“Yes, I went across East Germany on a train to West Berlin and spent a day in East Berlin. It was for a medical conference and I had to go by myself because the only mode of transportation was a duty train. It was a great experience so thanks for letting me talk about it. To prepare for the trip, I had to get a really official haircut and wear my Class A uniform. I think this was to appear a certain way to the soldiers from the other side. I never felt in danger or even close, but along the train tracks there were armed soldiers every few hundred feet all the way through East Germany. When I got to West Berlin, it just appeared to me to be a normal city. I went with another physician through Checkpoint Charlie into East Berlin and indeed there was a sharp contrast in the appearance. East Berlin was rather drab but not run down. The colors of the buildings were muted but many of them were modern. We somehow got in the middle of East German Television filming a public event and saw that the people were normal and happy just like West Berlin. We went into a restaurant and the inside was just like anywhere else. The place that gave me the most concern was the checkpoint and not the East German side. There was never any danger but I could have been refused entrance by American soldiers. Coming back through there was absolutely no problem at all. Sorry I do not have any pictures. I got a few souvenirs but I am sure I could not find them now if I tried. I’m glad I did it because it is not going to happen again.”

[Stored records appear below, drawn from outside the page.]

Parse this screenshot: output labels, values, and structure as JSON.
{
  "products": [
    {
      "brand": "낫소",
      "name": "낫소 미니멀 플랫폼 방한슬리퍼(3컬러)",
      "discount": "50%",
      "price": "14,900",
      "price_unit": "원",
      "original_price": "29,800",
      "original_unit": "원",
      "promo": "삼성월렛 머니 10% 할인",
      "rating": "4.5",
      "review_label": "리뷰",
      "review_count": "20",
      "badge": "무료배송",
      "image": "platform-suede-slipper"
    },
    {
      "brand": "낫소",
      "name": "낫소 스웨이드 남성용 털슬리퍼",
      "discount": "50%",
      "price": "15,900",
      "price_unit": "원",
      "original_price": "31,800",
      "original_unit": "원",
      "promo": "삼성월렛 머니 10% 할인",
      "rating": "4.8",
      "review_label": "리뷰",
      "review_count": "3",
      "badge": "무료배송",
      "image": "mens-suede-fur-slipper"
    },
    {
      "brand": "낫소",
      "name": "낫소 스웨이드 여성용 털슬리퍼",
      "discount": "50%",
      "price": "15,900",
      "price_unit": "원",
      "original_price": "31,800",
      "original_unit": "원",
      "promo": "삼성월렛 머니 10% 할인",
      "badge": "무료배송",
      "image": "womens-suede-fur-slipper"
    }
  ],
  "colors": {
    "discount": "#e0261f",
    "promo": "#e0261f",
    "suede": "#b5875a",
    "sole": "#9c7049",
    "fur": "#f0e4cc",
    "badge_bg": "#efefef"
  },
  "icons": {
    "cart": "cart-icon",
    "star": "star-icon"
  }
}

My parent’s experiences are amazing. How incredible to see firsthand the differences and similarities of what a free economy and socialist economy look like. I only wish I had been old enough to see it myself.
What I take away from this and from other accounts/pictures is this: A free market society will always thrive. Individuals may fail in their endeavors, but the society grows and improves. A socialist or communist society stagnates. As time goes on, and generations are raised with the teachings, society can appear normal and happy (as evidenced in my father’s experience) and yet it is a facade. Those “normal and happy” people had most likely only known, or mostly known, the society they lived in. Thus, they were appearing normal and happy.
It begs the question; if they had seen West Germany, would they still be as happy with their own circumstances? Freedom is very alluring. I thank God everyday for having been born in the USA and having the freedoms I have! Reading about a divided country both physically and ideologically makes me see with even more clarity how much we need to treasure our own freedom. You never know when it could be taken away.